present in honey. This release occurs when the honey
becomes diluted with serum at the wound site or when honey is
diluted by digestive fluids after eating. This slow release is
very beneficial to the healing process as just enough hydrogen
peroxide is released to kill bacteria and fungi without damaging
sensitive wound or digestive tissues. However its ability to
release hydrogen peroxide is short lived as hydrogen peroxide
is quickly depleted as the honey becomes
There is a great variation in the hydrogen
peroxide release ability of different honeys with some
honeys being no more antibacterial than sugar. The reason for
this variation is probably due to the fact that the enzyme
responsible for the release of hydrogen peroxide is sensitive to
both heat and light and also to other chemical compounds
within some honeys. This is why when some honeys are tested
in laboratories they show no sign of hydrogen peroxide
peroxide antibacterial activity is found in a few honeys
world wide but is generally very high in both the
Australian Golden Tea Tree (L. polygalifolium) and
New Zealand Manuka (L. scoparium).
- The Non-Hydrogen Peroxide
Activity or the Unique Phytoactivity (Unique Manuka Factor
The unique phytoactivity is an
unidentified natural plant antibacterial compound peculiar to
Leptospermum plants. So far researchers world wide have not
been able to identified the compounds that are specifically
responsible for the Unique Phytoactive property, which inhibits
the growth of bacteria and
This antibacterial component is more stable
than the antibacterial effect of the hydrogen peroxide releasing
enzymes and does not become effected by dilution. It is
therefore better suited for longer term use in deep wounds and
This unique phytoactivity has
been given a strength rating from 10+ to 20+ with
20+ being the strongest available on the market.
This was first
discovered in New Zealand where research was first carried out on
manuka honeys' antibacterial effects but is now used in reference
to the Australian Leptospermum plant activity.
The power of
Tested to ensure high levels of
Some Leptospermums contain
both types of activity. They combine the benefits of both the
hydrogen peroxide activity as well as Non-hydrogen peroxide

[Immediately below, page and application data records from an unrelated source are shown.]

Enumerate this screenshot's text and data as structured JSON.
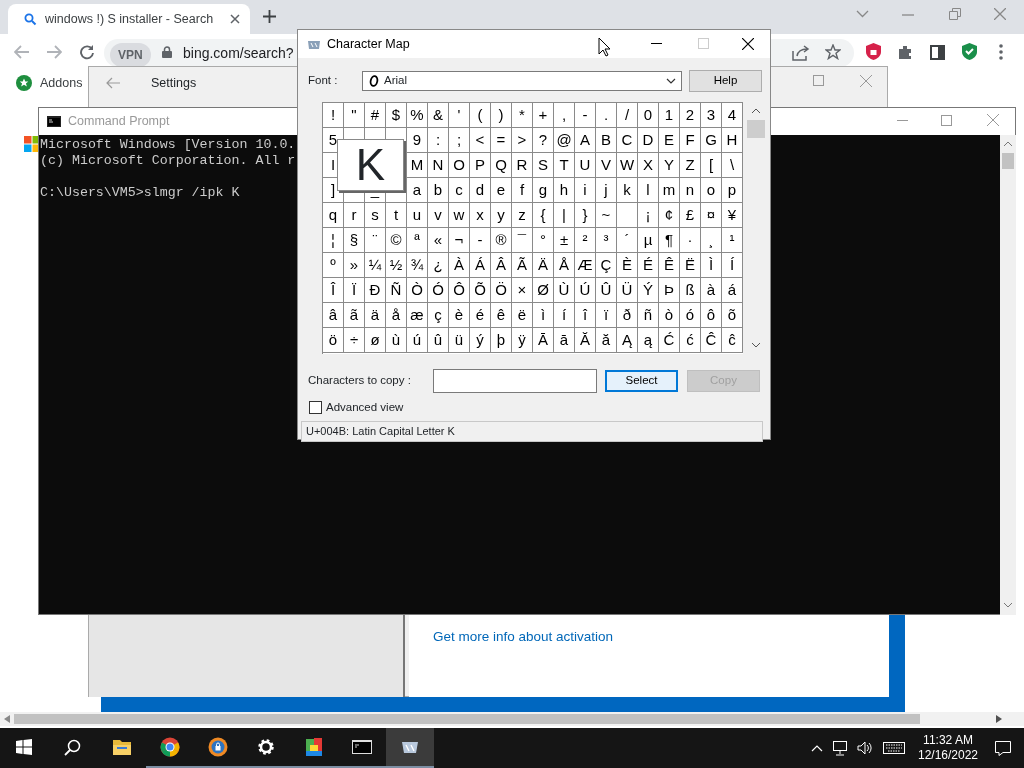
{
  "browser": {
    "tab": {
      "title": "windows !) S installer - Search",
      "selected": true
    },
    "vpn": "VPN",
    "address": "bing.com/search?",
    "bookmarks": [
      {
        "label": "Addons"
      }
    ],
    "page": {
      "link": "Get more info about activation"
    }
  },
  "settings_window": {
    "title": "Settings"
  },
  "cmd_window": {
    "title": "Command Prompt",
    "blocks": [
      [
        "Microsoft Windows [Version 10.0.",
        "(c) Microsoft Corporation. All r"
      ],
      [
        "C:\\Users\\VM5>slmgr /ipk K"
      ]
    ]
  },
  "charmap": {
    "title": "Character Map",
    "font_label": "Font :",
    "font": "Arial",
    "help": "Help",
    "rows": [
      [
        "!",
        "\"",
        "#",
        "$",
        "%",
        "&",
        "'",
        "(",
        ")",
        "*",
        "+",
        ",",
        "-",
        ".",
        "/",
        "0",
        "1",
        "2",
        "3",
        "4"
      ],
      [
        "5",
        null,
        null,
        null,
        "9",
        ":",
        ";",
        "<",
        "=",
        ">",
        "?",
        "@",
        "A",
        "B",
        "C",
        "D",
        "E",
        "F",
        "G",
        "H"
      ],
      [
        "I",
        null,
        null,
        null,
        "M",
        "N",
        "O",
        "P",
        "Q",
        "R",
        "S",
        "T",
        "U",
        "V",
        "W",
        "X",
        "Y",
        "Z",
        "[",
        "\\"
      ],
      [
        "]",
        null,
        "_",
        null,
        "a",
        "b",
        "c",
        "d",
        "e",
        "f",
        "g",
        "h",
        "i",
        "j",
        "k",
        "l",
        "m",
        "n",
        "o",
        "p"
      ],
      [
        "q",
        "r",
        "s",
        "t",
        "u",
        "v",
        "w",
        "x",
        "y",
        "z",
        "{",
        "|",
        "}",
        "~",
        null,
        "¡",
        "¢",
        "£",
        "¤",
        "¥"
      ],
      [
        "¦",
        "§",
        "¨",
        "©",
        "ª",
        "«",
        "¬",
        "-",
        "®",
        "¯",
        "°",
        "±",
        "²",
        "³",
        "´",
        "µ",
        "¶",
        "·",
        "¸",
        "¹"
      ],
      [
        "º",
        "»",
        "¼",
        "½",
        "¾",
        "¿",
        "À",
        "Á",
        "Â",
        "Ã",
        "Ä",
        "Å",
        "Æ",
        "Ç",
        "È",
        "É",
        "Ê",
        "Ë",
        "Ì",
        "Í"
      ],
      [
        "Î",
        "Ï",
        "Ð",
        "Ñ",
        "Ò",
        "Ó",
        "Ô",
        "Õ",
        "Ö",
        "×",
        "Ø",
        "Ù",
        "Ú",
        "Û",
        "Ü",
        "Ý",
        "Þ",
        "ß",
        "à",
        "á"
      ],
      [
        "â",
        "ã",
        "ä",
        "å",
        "æ",
        "ç",
        "è",
        "é",
        "ê",
        "ë",
        "ì",
        "í",
        "î",
        "ï",
        "ð",
        "ñ",
        "ò",
        "ó",
        "ô",
        "õ"
      ],
      [
        "ö",
        "÷",
        "ø",
        "ù",
        "ú",
        "û",
        "ü",
        "ý",
        "þ",
        "ÿ",
        "Ā",
        "ā",
        "Ă",
        "ă",
        "Ą",
        "ą",
        "Ć",
        "ć",
        "Ĉ",
        "ĉ"
      ]
    ],
    "popup": "K",
    "copy_label": "Characters to copy :",
    "buttons": [
      {
        "label": "Select",
        "focused": true,
        "disabled": false
      },
      {
        "label": "Copy",
        "focused": false,
        "disabled": true
      }
    ],
    "advanced_view": {
      "label": "Advanced view",
      "checked": false
    },
    "status": "U+004B: Latin Capital Letter K"
  },
  "taskbar": {
    "apps": [
      {
        "kind": "explorer",
        "running": false,
        "active": false
      },
      {
        "kind": "chrome",
        "running": true,
        "active": false
      },
      {
        "kind": "shield",
        "running": true,
        "active": false
      },
      {
        "kind": "settings",
        "running": true,
        "active": false
      },
      {
        "kind": "tiles",
        "running": true,
        "active": false
      },
      {
        "kind": "cmd",
        "running": true,
        "active": false
      },
      {
        "kind": "charmap",
        "running": true,
        "active": true
      }
    ],
    "time": "11:32 AM",
    "date": "12/16/2022"
  }
}
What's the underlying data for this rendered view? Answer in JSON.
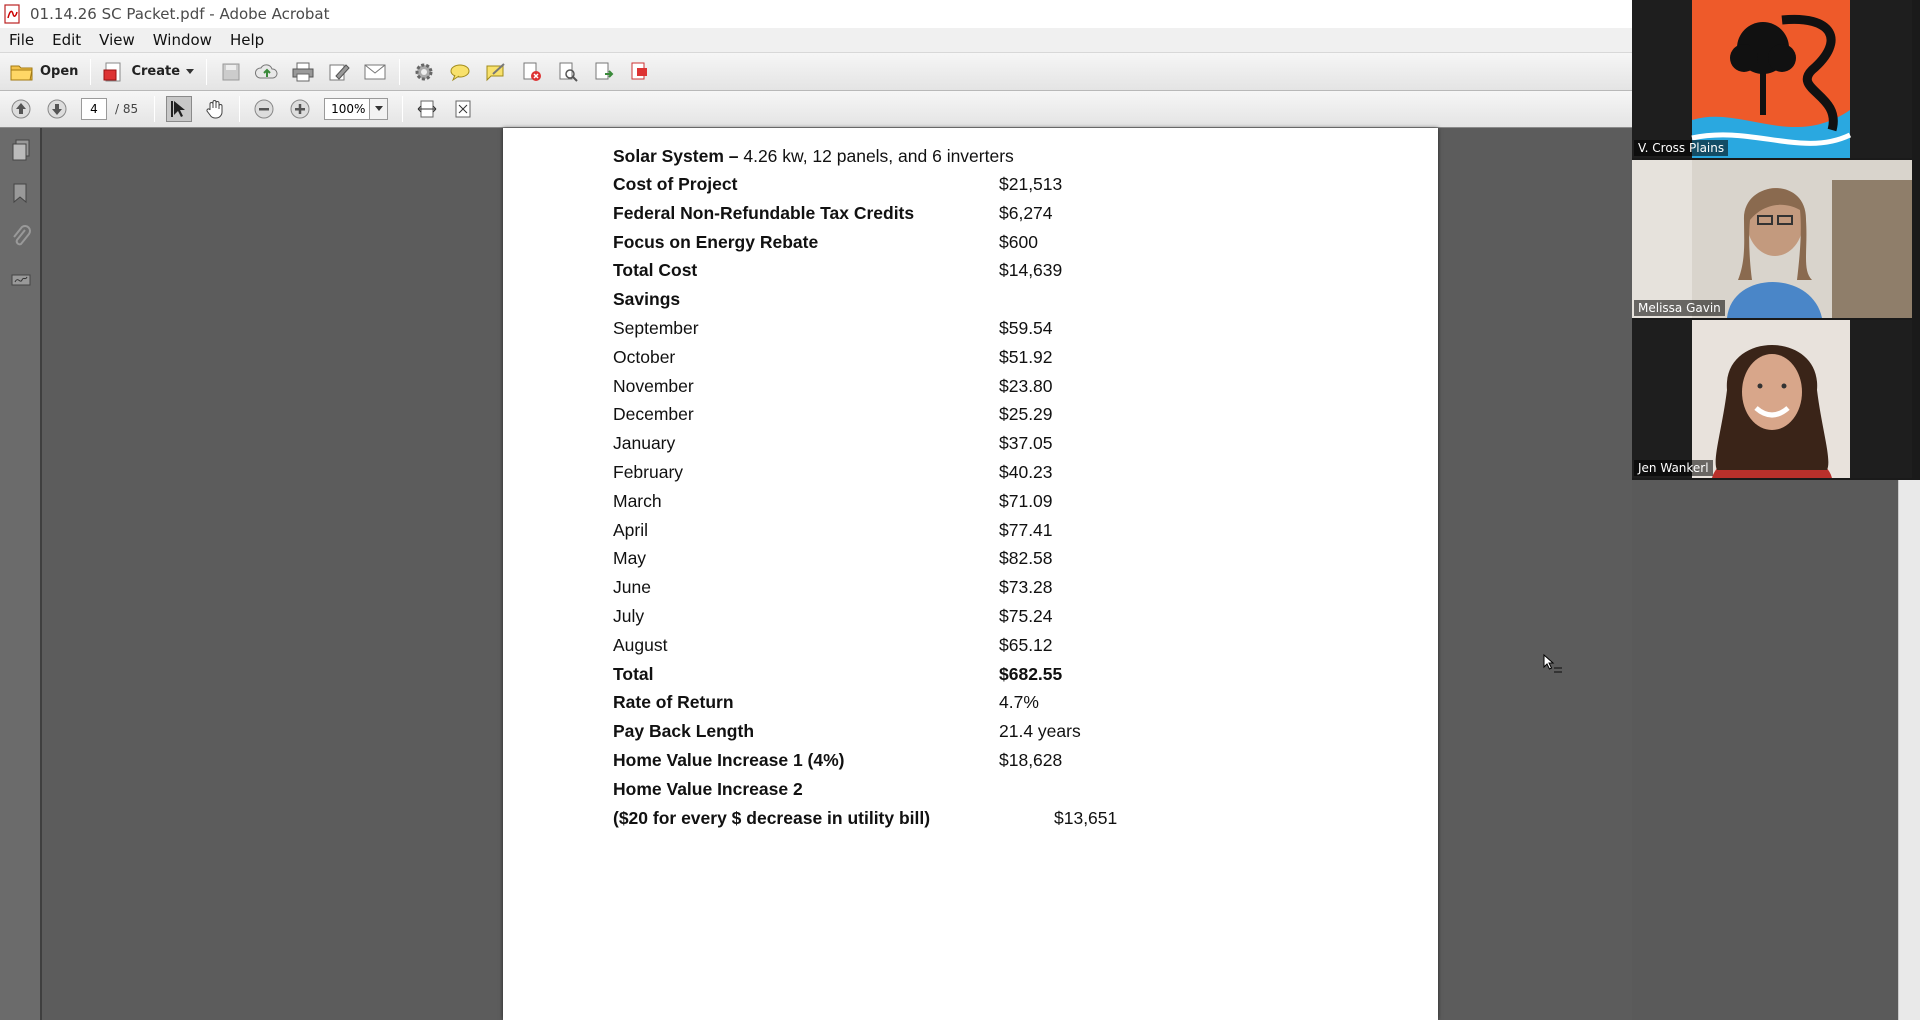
{
  "window": {
    "title": "01.14.26 SC Packet.pdf - Adobe Acrobat"
  },
  "menu": [
    "File",
    "Edit",
    "View",
    "Window",
    "Help"
  ],
  "toolbar": {
    "open_label": "Open",
    "create_label": "Create",
    "current_page": "4",
    "total_pages": "/ 85",
    "zoom": "100%"
  },
  "document": {
    "heading_bold": "Solar System –",
    "heading_rest": " 4.26 kw, 12 panels, and 6 inverters",
    "rows": [
      {
        "label": "Cost of Project",
        "value": "$21,513"
      },
      {
        "label": "Federal Non-Refundable Tax Credits",
        "value": "$6,274"
      },
      {
        "label": "Focus on Energy Rebate",
        "value": "$600"
      },
      {
        "label": "Total Cost",
        "value": "$14,639"
      },
      {
        "label": "Savings",
        "value": ""
      },
      {
        "label": "September",
        "value": "$59.54"
      },
      {
        "label": "October",
        "value": "$51.92"
      },
      {
        "label": "November",
        "value": "$23.80"
      },
      {
        "label": "December",
        "value": "$25.29"
      },
      {
        "label": "January",
        "value": "$37.05"
      },
      {
        "label": "February",
        "value": "$40.23"
      },
      {
        "label": "March",
        "value": "$71.09"
      },
      {
        "label": "April",
        "value": "$77.41"
      },
      {
        "label": "May",
        "value": "$82.58"
      },
      {
        "label": "June",
        "value": "$73.28"
      },
      {
        "label": "July",
        "value": "$75.24"
      },
      {
        "label": "August",
        "value": "$65.12"
      },
      {
        "label": "Total",
        "value": "$682.55"
      },
      {
        "label": "Rate of Return",
        "value": "4.7%"
      },
      {
        "label": "Pay Back Length",
        "value": "21.4 years"
      },
      {
        "label": "Home Value Increase 1 (4%)",
        "value": "$18,628"
      },
      {
        "label": "Home Value Increase 2",
        "value": ""
      },
      {
        "label": "($20 for every $ decrease in utility bill)",
        "value": "$13,651"
      }
    ]
  },
  "participants": [
    {
      "name": "V. Cross Plains"
    },
    {
      "name": "Melissa Gavin"
    },
    {
      "name": "Jen Wankerl"
    }
  ],
  "colors": {
    "page_bg": "#5a5a5a",
    "logo_orange": "#ee5a2a",
    "logo_blue": "#2aa8e0"
  }
}
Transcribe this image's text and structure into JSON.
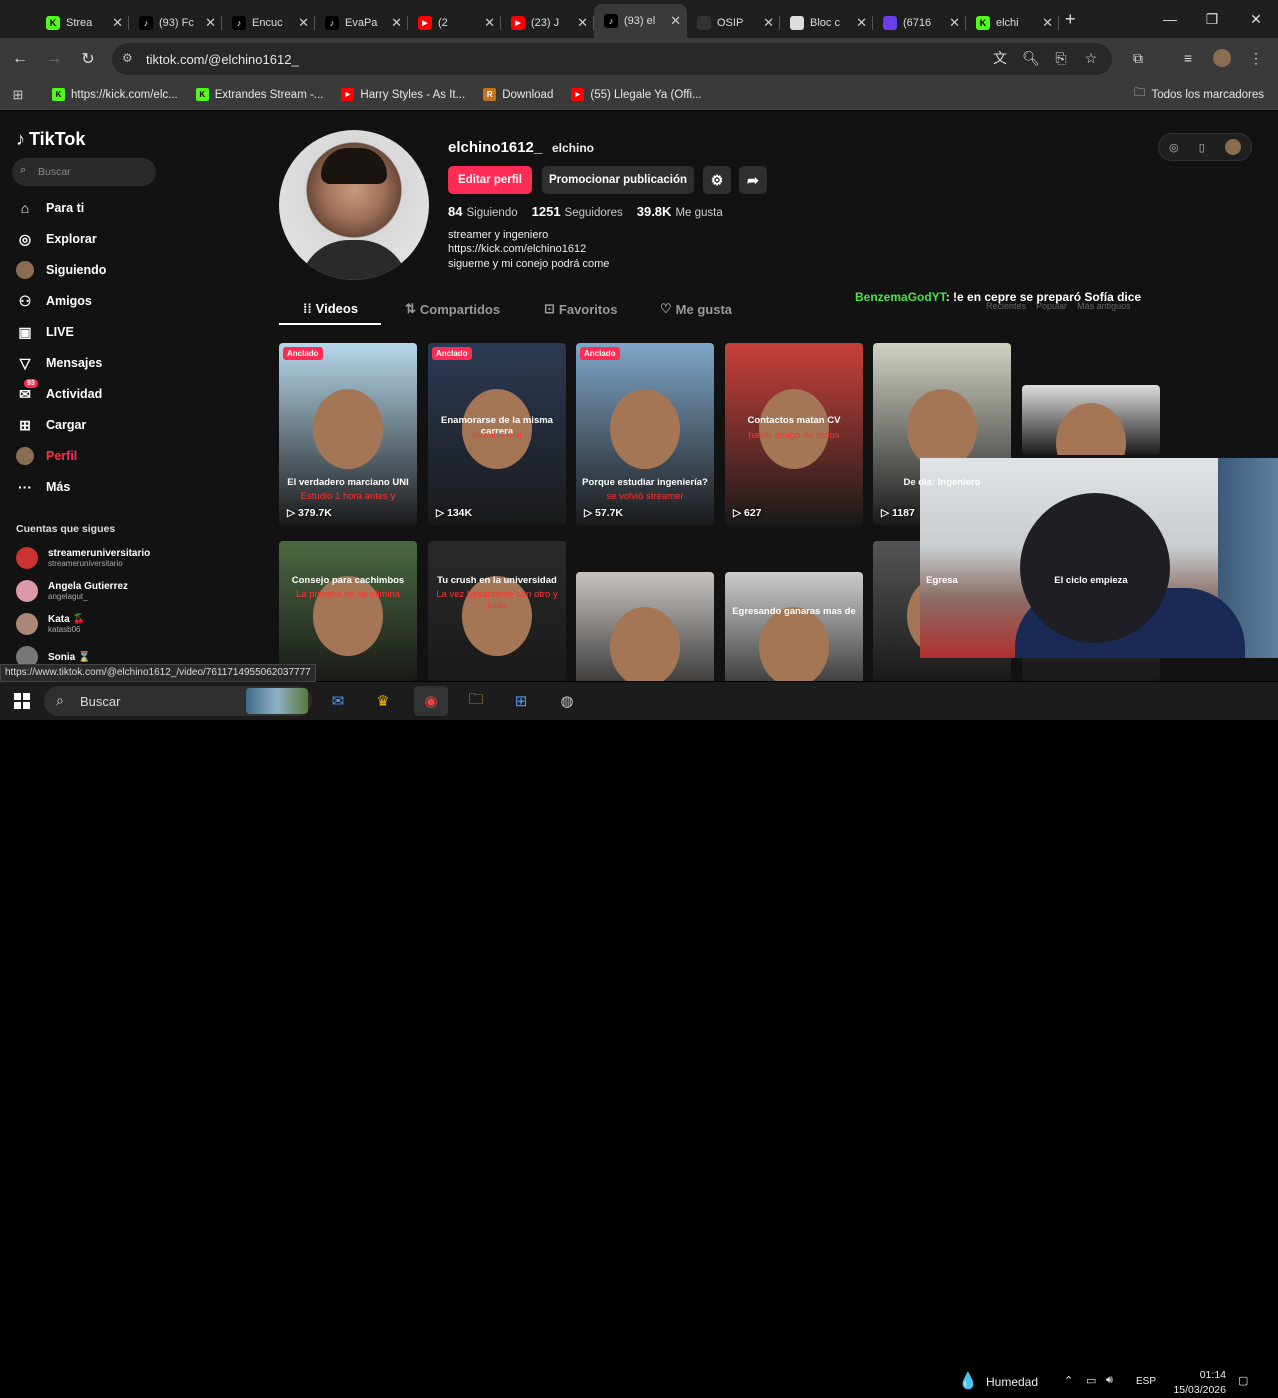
{
  "browser": {
    "tabs": [
      {
        "title": "Strea",
        "icon": "kick-icon",
        "color": "#53fc18"
      },
      {
        "title": "(93) Fc",
        "icon": "tiktok-icon",
        "color": "#000000"
      },
      {
        "title": "Encuc",
        "icon": "tiktok-icon",
        "color": "#000000"
      },
      {
        "title": "EvaPa",
        "icon": "tiktok-icon",
        "color": "#000000"
      },
      {
        "title": "(2",
        "icon": "youtube-icon",
        "color": "#ff0000"
      },
      {
        "title": "(23) J",
        "icon": "youtube-icon",
        "color": "#ff0000"
      },
      {
        "title": "(93) el",
        "icon": "tiktok-icon",
        "color": "#000000",
        "active": true
      },
      {
        "title": "OSIP",
        "icon": "openai-icon",
        "color": "#333333"
      },
      {
        "title": "Bloc c",
        "icon": "notepad-icon",
        "color": "#dddddd"
      },
      {
        "title": "(6716",
        "icon": "mail-icon",
        "color": "#6a3de8"
      },
      {
        "title": "elchi",
        "icon": "kick-icon",
        "color": "#53fc18"
      }
    ],
    "url": "tiktok.com/@elchino1612_",
    "bookmarks": [
      {
        "label": "https://kick.com/elc...",
        "icon": "kick-icon",
        "color": "#53fc18"
      },
      {
        "label": "Extrandes Stream -...",
        "icon": "kick-icon",
        "color": "#53fc18"
      },
      {
        "label": "Harry Styles - As It...",
        "icon": "youtube-icon",
        "color": "#ff0000"
      },
      {
        "label": "Download",
        "icon": "rbx-icon",
        "color": "#c0741b"
      },
      {
        "label": "(55) Llegale Ya (Offi...",
        "icon": "youtube-icon",
        "color": "#ff0000"
      }
    ],
    "all_bookmarks": "Todos los marcadores",
    "status_url": "https://www.tiktok.com/@elchino1612_/video/7611714955062037777"
  },
  "sidebar": {
    "logo": "TikTok",
    "search_placeholder": "Buscar",
    "items": [
      {
        "label": "Para ti",
        "icon": "home-icon"
      },
      {
        "label": "Explorar",
        "icon": "compass-icon"
      },
      {
        "label": "Siguiendo",
        "icon": "following-avatar-icon"
      },
      {
        "label": "Amigos",
        "icon": "friends-icon"
      },
      {
        "label": "LIVE",
        "icon": "live-icon"
      },
      {
        "label": "Mensajes",
        "icon": "send-icon"
      },
      {
        "label": "Actividad",
        "icon": "inbox-icon",
        "badge": "93"
      },
      {
        "label": "Cargar",
        "icon": "upload-icon"
      },
      {
        "label": "Perfil",
        "icon": "profile-avatar-icon",
        "active": true
      },
      {
        "label": "Más",
        "icon": "more-icon"
      }
    ],
    "follows_heading": "Cuentas que sigues",
    "follows": [
      {
        "name": "streameruniversitario",
        "handle": "streameruniversitario"
      },
      {
        "name": "Angela Gutierrez",
        "handle": "angelagut_"
      },
      {
        "name": "Kata 🍒",
        "handle": "katasb06"
      },
      {
        "name": "Sonia ⌛",
        "handle": ""
      }
    ]
  },
  "profile": {
    "username": "elchino1612_",
    "display_name": "elchino",
    "edit_button": "Editar perfil",
    "promote_button": "Promocionar publicación",
    "following_count": "84",
    "following_label": "Siguiendo",
    "followers_count": "1251",
    "followers_label": "Seguidores",
    "likes_count": "39.8K",
    "likes_label": "Me gusta",
    "bio": [
      "streamer y ingeniero",
      "https://kick.com/elchino1612",
      "sigueme y mi conejo podrá come"
    ],
    "tabs": [
      "Videos",
      "Compartidos",
      "Favoritos",
      "Me gusta"
    ],
    "sort": [
      "Recientes",
      "Popular",
      "Más antiguos"
    ],
    "overlay_chat": {
      "user": "BenzemaGodYT",
      "text": ": !e en cepre se preparó Sofía dice"
    }
  },
  "videos": [
    {
      "pinned": "Anclado",
      "views": "379.7K",
      "cap1": "El verdadero marciano UNI",
      "cap2": "Estudio 1 hora antes y"
    },
    {
      "pinned": "Anclado",
      "views": "134K",
      "cap1": "Enamorarse de la misma carrera",
      "cap2": "termina mal"
    },
    {
      "pinned": "Anclado",
      "views": "57.7K",
      "cap1": "Porque estudiar ingeniería?",
      "cap2": "se volvió streamer"
    },
    {
      "pinned": "",
      "views": "627",
      "cap1": "Contactos matan CV",
      "cap2": "haste amigo de todos"
    },
    {
      "pinned": "",
      "views": "1187",
      "cap1": "De día: Ingeniero",
      "cap2": ""
    },
    {
      "pinned": "",
      "views": "",
      "cap1": "",
      "cap2": ""
    },
    {
      "pinned": "",
      "views": "",
      "cap1": "Consejo para cachimbos",
      "cap2": "La primera no se elimina"
    },
    {
      "pinned": "",
      "views": "",
      "cap1": "Tu crush en la universidad",
      "cap2": "La vez besándose con otro y jalas"
    },
    {
      "pinned": "",
      "views": "",
      "cap1": "",
      "cap2": ""
    },
    {
      "pinned": "",
      "views": "",
      "cap1": "Egresando ganaras mas de",
      "cap2": ""
    },
    {
      "pinned": "",
      "views": "",
      "cap1": "Egresa",
      "cap2": ""
    },
    {
      "pinned": "",
      "views": "",
      "cap1": "El ciclo empieza",
      "cap2": ""
    }
  ],
  "taskbar": {
    "search": "Buscar",
    "weather": "Humedad",
    "lang": "ESP",
    "time": "01:14",
    "date": "15/03/2026"
  }
}
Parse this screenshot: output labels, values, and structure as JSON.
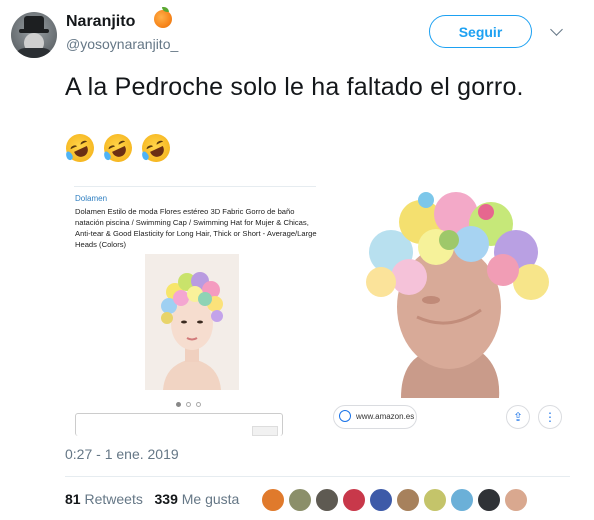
{
  "tweet": {
    "author_name": "Naranjito",
    "author_emoji_icon": "orange-emoji-icon",
    "handle": "@yosoynaranjito_",
    "follow_label": "Seguir",
    "text": "A la Pedroche solo le ha faltado el gorro.",
    "timestamp": "0:27 - 1 ene. 2019"
  },
  "media": {
    "emojis": [
      "rolling-on-floor-laughing-emoji-icon",
      "rolling-on-floor-laughing-emoji-icon",
      "rolling-on-floor-laughing-emoji-icon"
    ],
    "listing": {
      "brand": "Dolamen",
      "description": "Dolamen Estilo de moda Flores estéreo 3D Fabric Gorro de baño natación piscina / Swimming Cap / Swimming Hat for Mujer & Chicas, Anti-tear & Good Elasticity for Long Hair, Thick or Short - Average/Large Heads (Colors)"
    },
    "source_chip": "www.amazon.es"
  },
  "stats": {
    "retweets_count": "81",
    "retweets_label": "Retweets",
    "likes_count": "339",
    "likes_label": "Me gusta"
  },
  "colors": {
    "accent": "#1da1f2",
    "text": "#14171a",
    "muted": "#657786"
  }
}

activity or the unique phytoactivity.
Leptospermum honey has this unique phytoactivity rating it will also
have a Hydrogen Peroxide activity rating although this is generally
not shown with the rating value.
All activity ratings of
NZ manuka and Ausrtralian Golden Tea Tree honeys are determined at
special laboratories designed to measure the activity of different
types of honeys.
An Australia or New Zealand
Leptospermum Honey which has been tested for the Unique
Phytoactivity and has a symbol of 10+,12+, 15+ ,18+ or 20+ has both
types of activity present and is preferable to honey that has not
undergone laboratory testing.
The activity rating symbol of 10+,12+,
15+ ,18+ or 20+ is in reference to the honeys antibacterial
strength which is compared to the sterilising ability of the
hospital antiseptic phenol. A 10+ active honey is equivalent in
antiseptic strength to a 10% solution of Phenol whereas
a 20+ active honey is equivelent in antiseptic strength
to a 20% solution of Phenol.
Both 'phytochemical compound'
and 'active plant factor are terms used by the researchers and the
scientific community to describe the antibacterial action of